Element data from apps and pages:
---------------

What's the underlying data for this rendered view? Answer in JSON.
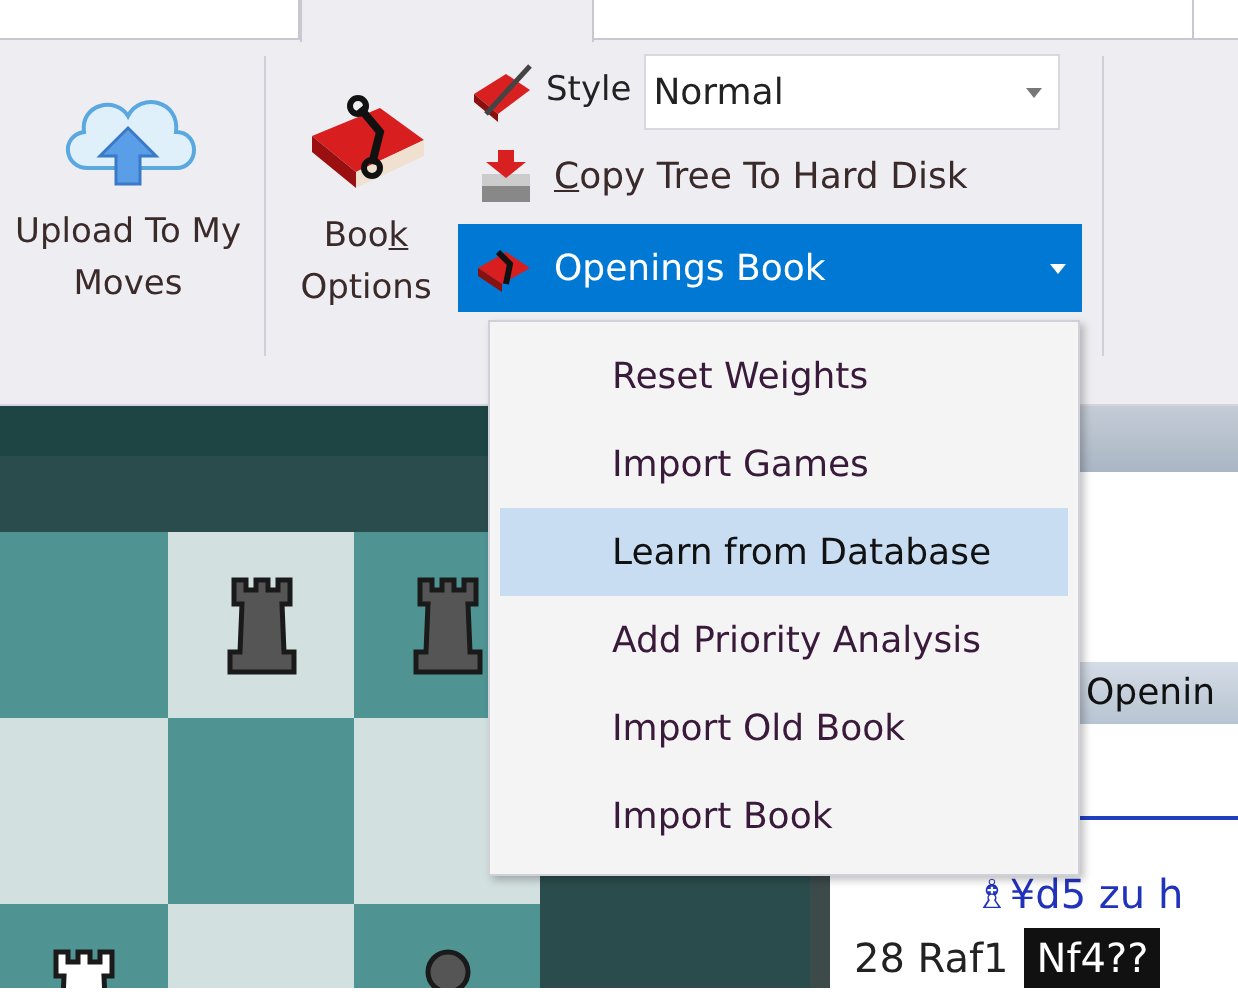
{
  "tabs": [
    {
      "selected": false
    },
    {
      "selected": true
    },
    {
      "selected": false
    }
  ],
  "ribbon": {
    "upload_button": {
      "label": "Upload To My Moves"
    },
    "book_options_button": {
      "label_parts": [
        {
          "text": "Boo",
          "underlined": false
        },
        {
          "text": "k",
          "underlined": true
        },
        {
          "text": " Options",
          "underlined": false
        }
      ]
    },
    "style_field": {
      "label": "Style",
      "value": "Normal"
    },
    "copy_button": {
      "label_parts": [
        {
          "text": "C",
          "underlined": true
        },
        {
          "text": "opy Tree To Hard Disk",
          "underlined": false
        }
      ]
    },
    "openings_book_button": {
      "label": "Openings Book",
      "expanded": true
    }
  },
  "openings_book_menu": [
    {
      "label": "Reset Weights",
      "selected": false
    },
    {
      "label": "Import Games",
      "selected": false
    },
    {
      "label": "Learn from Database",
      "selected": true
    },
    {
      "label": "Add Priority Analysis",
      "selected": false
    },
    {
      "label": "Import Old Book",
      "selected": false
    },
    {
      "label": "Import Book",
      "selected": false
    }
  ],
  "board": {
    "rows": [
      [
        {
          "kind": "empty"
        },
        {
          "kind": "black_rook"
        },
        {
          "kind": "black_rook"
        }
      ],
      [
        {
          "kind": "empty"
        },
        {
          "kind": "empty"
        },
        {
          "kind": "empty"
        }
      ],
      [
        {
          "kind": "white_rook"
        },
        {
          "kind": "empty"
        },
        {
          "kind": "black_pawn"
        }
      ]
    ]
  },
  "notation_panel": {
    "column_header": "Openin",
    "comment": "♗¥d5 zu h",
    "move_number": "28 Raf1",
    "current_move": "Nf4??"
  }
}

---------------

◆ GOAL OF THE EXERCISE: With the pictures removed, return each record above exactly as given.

◆ OUTPUT:
What's the underlying data for this rendered view? Answer in JSON.
{
  "tabs": [
    {
      "selected": false
    },
    {
      "selected": true
    },
    {
      "selected": false
    }
  ],
  "ribbon": {
    "upload_button": {
      "label": "Upload To My Moves"
    },
    "book_options_button": {
      "label_parts": [
        {
          "text": "Boo",
          "underlined": false
        },
        {
          "text": "k",
          "underlined": true
        },
        {
          "text": " Options",
          "underlined": false
        }
      ]
    },
    "style_field": {
      "label": "Style",
      "value": "Normal"
    },
    "copy_button": {
      "label_parts": [
        {
          "text": "C",
          "underlined": true
        },
        {
          "text": "opy Tree To Hard Disk",
          "underlined": false
        }
      ]
    },
    "openings_book_button": {
      "label": "Openings Book",
      "expanded": true
    }
  },
  "openings_book_menu": [
    {
      "label": "Reset Weights",
      "selected": false
    },
    {
      "label": "Import Games",
      "selected": false
    },
    {
      "label": "Learn from Database",
      "selected": true
    },
    {
      "label": "Add Priority Analysis",
      "selected": false
    },
    {
      "label": "Import Old Book",
      "selected": false
    },
    {
      "label": "Import Book",
      "selected": false
    }
  ],
  "board": {
    "rows": [
      [
        {
          "kind": "empty"
        },
        {
          "kind": "black_rook"
        },
        {
          "kind": "black_rook"
        }
      ],
      [
        {
          "kind": "empty"
        },
        {
          "kind": "empty"
        },
        {
          "kind": "empty"
        }
      ],
      [
        {
          "kind": "white_rook"
        },
        {
          "kind": "empty"
        },
        {
          "kind": "black_pawn"
        }
      ]
    ]
  },
  "notation_panel": {
    "column_header": "Openin",
    "comment": "♗¥d5 zu h",
    "move_number": "28 Raf1",
    "current_move": "Nf4??"
  }
}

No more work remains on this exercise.